◆ Exercise goal ◆
Repeat all of the data precisely.

(Data records for software interfaces)
....................

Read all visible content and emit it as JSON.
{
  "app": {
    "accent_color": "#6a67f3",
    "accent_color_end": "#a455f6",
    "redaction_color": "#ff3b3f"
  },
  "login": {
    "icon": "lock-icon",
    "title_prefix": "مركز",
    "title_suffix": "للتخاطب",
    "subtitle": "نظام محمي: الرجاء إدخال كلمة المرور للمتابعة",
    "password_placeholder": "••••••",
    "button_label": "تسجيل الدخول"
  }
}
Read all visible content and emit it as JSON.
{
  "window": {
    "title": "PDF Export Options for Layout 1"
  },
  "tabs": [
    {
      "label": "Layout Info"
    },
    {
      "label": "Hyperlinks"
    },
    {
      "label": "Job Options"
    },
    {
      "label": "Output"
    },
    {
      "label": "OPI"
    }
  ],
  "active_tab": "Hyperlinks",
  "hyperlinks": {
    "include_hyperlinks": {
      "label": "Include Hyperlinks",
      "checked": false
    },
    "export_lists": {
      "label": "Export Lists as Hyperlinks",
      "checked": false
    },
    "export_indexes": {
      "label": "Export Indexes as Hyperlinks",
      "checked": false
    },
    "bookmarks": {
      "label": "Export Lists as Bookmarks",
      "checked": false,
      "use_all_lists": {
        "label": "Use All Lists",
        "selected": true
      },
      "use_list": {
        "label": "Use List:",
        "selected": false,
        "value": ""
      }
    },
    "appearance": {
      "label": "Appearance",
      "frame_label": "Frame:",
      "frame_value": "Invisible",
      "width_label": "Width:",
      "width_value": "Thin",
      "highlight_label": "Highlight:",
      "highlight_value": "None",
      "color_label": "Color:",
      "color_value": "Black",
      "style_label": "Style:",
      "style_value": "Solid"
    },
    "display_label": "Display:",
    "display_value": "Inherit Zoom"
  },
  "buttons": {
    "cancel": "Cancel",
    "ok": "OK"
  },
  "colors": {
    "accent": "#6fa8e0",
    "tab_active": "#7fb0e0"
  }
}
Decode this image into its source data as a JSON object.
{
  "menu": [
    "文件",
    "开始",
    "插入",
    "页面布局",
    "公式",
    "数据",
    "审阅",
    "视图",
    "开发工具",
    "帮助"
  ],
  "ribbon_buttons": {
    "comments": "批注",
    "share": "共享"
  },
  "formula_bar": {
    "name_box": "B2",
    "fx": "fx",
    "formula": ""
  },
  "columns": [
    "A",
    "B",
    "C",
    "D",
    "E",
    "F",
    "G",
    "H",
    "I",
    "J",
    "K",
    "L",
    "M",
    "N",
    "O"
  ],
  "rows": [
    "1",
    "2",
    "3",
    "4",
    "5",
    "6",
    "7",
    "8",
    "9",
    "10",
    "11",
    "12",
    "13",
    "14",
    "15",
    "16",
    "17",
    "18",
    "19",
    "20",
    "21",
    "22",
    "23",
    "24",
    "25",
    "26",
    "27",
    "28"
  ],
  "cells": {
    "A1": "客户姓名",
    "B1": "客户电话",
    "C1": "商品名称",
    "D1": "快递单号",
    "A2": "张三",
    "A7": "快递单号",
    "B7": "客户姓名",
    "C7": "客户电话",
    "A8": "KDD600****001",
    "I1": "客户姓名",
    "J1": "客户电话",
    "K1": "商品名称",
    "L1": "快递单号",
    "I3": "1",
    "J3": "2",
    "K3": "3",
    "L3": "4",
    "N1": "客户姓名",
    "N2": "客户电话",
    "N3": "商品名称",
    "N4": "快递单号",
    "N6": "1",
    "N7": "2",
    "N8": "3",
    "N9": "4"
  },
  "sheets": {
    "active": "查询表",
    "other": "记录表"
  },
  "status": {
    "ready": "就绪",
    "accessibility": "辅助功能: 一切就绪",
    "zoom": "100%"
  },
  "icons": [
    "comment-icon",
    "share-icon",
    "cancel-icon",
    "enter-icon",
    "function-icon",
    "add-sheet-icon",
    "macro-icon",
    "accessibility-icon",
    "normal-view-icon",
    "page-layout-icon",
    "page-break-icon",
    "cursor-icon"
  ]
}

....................

◆ Answer space ◆
Read all visible content and emit it as JSON.
{
  "app": {
    "accent_color": "#6a67f3",
    "accent_color_end": "#a455f6",
    "redaction_color": "#ff3b3f"
  },
  "login": {
    "icon": "lock-icon",
    "title_prefix": "مركز",
    "title_suffix": "للتخاطب",
    "subtitle": "نظام محمي: الرجاء إدخال كلمة المرور للمتابعة",
    "password_placeholder": "••••••",
    "button_label": "تسجيل الدخول"
  }
}
Read all visible content and emit it as JSON.
{
  "window": {
    "title": "PDF Export Options for Layout 1"
  },
  "tabs": [
    {
      "label": "Layout Info"
    },
    {
      "label": "Hyperlinks"
    },
    {
      "label": "Job Options"
    },
    {
      "label": "Output"
    },
    {
      "label": "OPI"
    }
  ],
  "active_tab": "Hyperlinks",
  "hyperlinks": {
    "include_hyperlinks": {
      "label": "Include Hyperlinks",
      "checked": false
    },
    "export_lists": {
      "label": "Export Lists as Hyperlinks",
      "checked": false
    },
    "export_indexes": {
      "label": "Export Indexes as Hyperlinks",
      "checked": false
    },
    "bookmarks": {
      "label": "Export Lists as Bookmarks",
      "checked": false,
      "use_all_lists": {
        "label": "Use All Lists",
        "selected": true
      },
      "use_list": {
        "label": "Use List:",
        "selected": false,
        "value": ""
      }
    },
    "appearance": {
      "label": "Appearance",
      "frame_label": "Frame:",
      "frame_value": "Invisible",
      "width_label": "Width:",
      "width_value": "Thin",
      "highlight_label": "Highlight:",
      "highlight_value": "None",
      "color_label": "Color:",
      "color_value": "Black",
      "style_label": "Style:",
      "style_value": "Solid"
    },
    "display_label": "Display:",
    "display_value": "Inherit Zoom"
  },
  "buttons": {
    "cancel": "Cancel",
    "ok": "OK"
  },
  "colors": {
    "accent": "#6fa8e0",
    "tab_active": "#7fb0e0"
  }
}
Decode this image into its source data as a JSON object.
{
  "menu": [
    "文件",
    "开始",
    "插入",
    "页面布局",
    "公式",
    "数据",
    "审阅",
    "视图",
    "开发工具",
    "帮助"
  ],
  "ribbon_buttons": {
    "comments": "批注",
    "share": "共享"
  },
  "formula_bar": {
    "name_box": "B2",
    "fx": "fx",
    "formula": ""
  },
  "columns": [
    "A",
    "B",
    "C",
    "D",
    "E",
    "F",
    "G",
    "H",
    "I",
    "J",
    "K",
    "L",
    "M",
    "N",
    "O"
  ],
  "rows": [
    "1",
    "2",
    "3",
    "4",
    "5",
    "6",
    "7",
    "8",
    "9",
    "10",
    "11",
    "12",
    "13",
    "14",
    "15",
    "16",
    "17",
    "18",
    "19",
    "20",
    "21",
    "22",
    "23",
    "24",
    "25",
    "26",
    "27",
    "28"
  ],
  "cells": {
    "A1": "客户姓名",
    "B1": "客户电话",
    "C1": "商品名称",
    "D1": "快递单号",
    "A2": "张三",
    "A7": "快递单号",
    "B7": "客户姓名",
    "C7": "客户电话",
    "A8": "KDD600****001",
    "I1": "客户姓名",
    "J1": "客户电话",
    "K1": "商品名称",
    "L1": "快递单号",
    "I3": "1",
    "J3": "2",
    "K3": "3",
    "L3": "4",
    "N1": "客户姓名",
    "N2": "客户电话",
    "N3": "商品名称",
    "N4": "快递单号",
    "N6": "1",
    "N7": "2",
    "N8": "3",
    "N9": "4"
  },
  "sheets": {
    "active": "查询表",
    "other": "记录表"
  },
  "status": {
    "ready": "就绪",
    "accessibility": "辅助功能: 一切就绪",
    "zoom": "100%"
  },
  "icons": [
    "comment-icon",
    "share-icon",
    "cancel-icon",
    "enter-icon",
    "function-icon",
    "add-sheet-icon",
    "macro-icon",
    "accessibility-icon",
    "normal-view-icon",
    "page-layout-icon",
    "page-break-icon",
    "cursor-icon"
  ]
}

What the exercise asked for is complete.